From the various studies looked at, the entry of women into entrepreneurship is a complex mixture of constraints and opportunities. This notwithstanding, entrepreneurship is an avenue through which women stakeholders can deal with the income inequality among men and women that is so prevalent in the society today. While formal employment gives men an unfair advantage over women, entrepreneurship creates a balance and makes it possible for women to excel.
Despite the numerous challenges that women face as they work toward realizing the dream of becoming entrepreneurs, they are at the same time driven by compelling needs to provide for their families, a search for independence and autonomy in work, a search for professional self satisfaction, a search for income, and a search for a social inclusion. It is thus imperative for governments to take the necessary steps to ensure that women can receive their empowerment through entrepreneurship.

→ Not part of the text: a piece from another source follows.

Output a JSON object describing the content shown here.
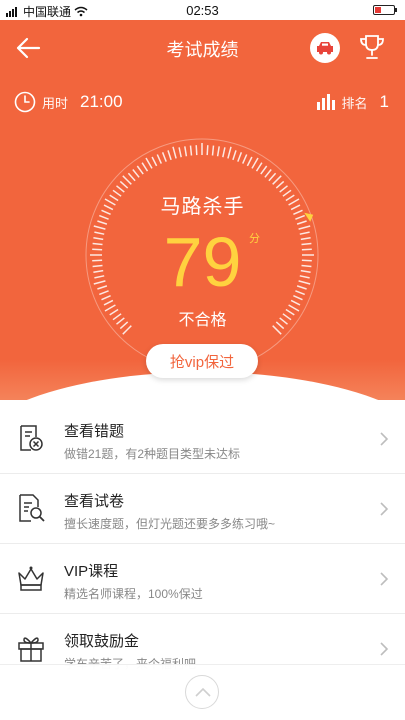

Brindley, C. (2005). Barriers to Women Achieving their Entrepreneurial Potential: Women and Risk. International Journal of Entrepreneurial Behaviour & Research, 11(2), 144 – 161.
Bruni, A., Gherardi, S. & Poggio, B. (2004). Entrepreneur-Mentality, Gender and the Study of Women Entrepreneurs, Journal of Organizational Change Management, 17(3), 256 – 268.
Lerner, M., Brush, C. & Hisrich, R. (1997). Israel Women Entrepreneurs: An Examination of Factors Affecting Performance. Journal of Business Venturing, 12, 315 – 339.
Niazkar, F. & Arab-Moghaddam, N. (2011). Study of Barriers to Women’s Entrepreneurship Development among Iranian Women. World Academy of Science, Engineering and Technology, 60, 1115 – 1119.
Welter, F. (2004). The environment for female entrepreneurship in Germany. Journal of Small Business and Enterprise Development, 11(2), 212 – 221.